**** Data records
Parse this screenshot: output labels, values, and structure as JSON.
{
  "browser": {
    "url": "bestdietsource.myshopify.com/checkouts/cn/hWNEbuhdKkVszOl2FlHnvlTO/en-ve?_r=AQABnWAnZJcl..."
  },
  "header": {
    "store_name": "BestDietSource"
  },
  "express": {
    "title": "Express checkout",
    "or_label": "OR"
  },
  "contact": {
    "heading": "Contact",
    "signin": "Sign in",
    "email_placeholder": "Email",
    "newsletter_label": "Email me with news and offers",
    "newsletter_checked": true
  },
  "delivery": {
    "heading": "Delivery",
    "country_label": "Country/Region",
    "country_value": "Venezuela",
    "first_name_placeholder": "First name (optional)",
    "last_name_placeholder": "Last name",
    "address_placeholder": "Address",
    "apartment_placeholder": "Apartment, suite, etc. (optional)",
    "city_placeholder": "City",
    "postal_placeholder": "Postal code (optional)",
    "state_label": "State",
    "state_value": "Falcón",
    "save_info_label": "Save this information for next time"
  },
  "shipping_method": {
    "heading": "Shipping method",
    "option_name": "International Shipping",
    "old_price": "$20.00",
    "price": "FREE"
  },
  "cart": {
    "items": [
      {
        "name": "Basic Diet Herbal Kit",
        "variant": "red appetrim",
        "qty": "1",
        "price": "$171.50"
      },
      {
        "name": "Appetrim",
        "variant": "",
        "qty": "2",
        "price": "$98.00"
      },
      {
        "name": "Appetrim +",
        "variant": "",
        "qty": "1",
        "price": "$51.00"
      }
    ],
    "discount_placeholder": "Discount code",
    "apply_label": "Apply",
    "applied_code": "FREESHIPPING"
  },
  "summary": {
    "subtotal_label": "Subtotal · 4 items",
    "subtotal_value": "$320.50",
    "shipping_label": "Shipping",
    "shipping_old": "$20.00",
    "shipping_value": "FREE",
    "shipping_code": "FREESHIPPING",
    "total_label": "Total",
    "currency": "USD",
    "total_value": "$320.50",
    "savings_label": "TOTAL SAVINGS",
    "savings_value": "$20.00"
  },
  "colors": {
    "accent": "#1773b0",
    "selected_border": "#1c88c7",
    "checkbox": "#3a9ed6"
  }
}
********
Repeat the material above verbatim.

▶ [Result for this task]
Parse this screenshot: output labels, values, and structure as JSON.
{
  "browser": {
    "url": "bestdietsource.myshopify.com/checkouts/cn/hWNEbuhdKkVszOl2FlHnvlTO/en-ve?_r=AQABnWAnZJcl..."
  },
  "header": {
    "store_name": "BestDietSource"
  },
  "express": {
    "title": "Express checkout",
    "or_label": "OR"
  },
  "contact": {
    "heading": "Contact",
    "signin": "Sign in",
    "email_placeholder": "Email",
    "newsletter_label": "Email me with news and offers",
    "newsletter_checked": true
  },
  "delivery": {
    "heading": "Delivery",
    "country_label": "Country/Region",
    "country_value": "Venezuela",
    "first_name_placeholder": "First name (optional)",
    "last_name_placeholder": "Last name",
    "address_placeholder": "Address",
    "apartment_placeholder": "Apartment, suite, etc. (optional)",
    "city_placeholder": "City",
    "postal_placeholder": "Postal code (optional)",
    "state_label": "State",
    "state_value": "Falcón",
    "save_info_label": "Save this information for next time"
  },
  "shipping_method": {
    "heading": "Shipping method",
    "option_name": "International Shipping",
    "old_price": "$20.00",
    "price": "FREE"
  },
  "cart": {
    "items": [
      {
        "name": "Basic Diet Herbal Kit",
        "variant": "red appetrim",
        "qty": "1",
        "price": "$171.50"
      },
      {
        "name": "Appetrim",
        "variant": "",
        "qty": "2",
        "price": "$98.00"
      },
      {
        "name": "Appetrim +",
        "variant": "",
        "qty": "1",
        "price": "$51.00"
      }
    ],
    "discount_placeholder": "Discount code",
    "apply_label": "Apply",
    "applied_code": "FREESHIPPING"
  },
  "summary": {
    "subtotal_label": "Subtotal · 4 items",
    "subtotal_value": "$320.50",
    "shipping_label": "Shipping",
    "shipping_old": "$20.00",
    "shipping_value": "FREE",
    "shipping_code": "FREESHIPPING",
    "total_label": "Total",
    "currency": "USD",
    "total_value": "$320.50",
    "savings_label": "TOTAL SAVINGS",
    "savings_value": "$20.00"
  },
  "colors": {
    "accent": "#1773b0",
    "selected_border": "#1c88c7",
    "checkbox": "#3a9ed6"
  }
}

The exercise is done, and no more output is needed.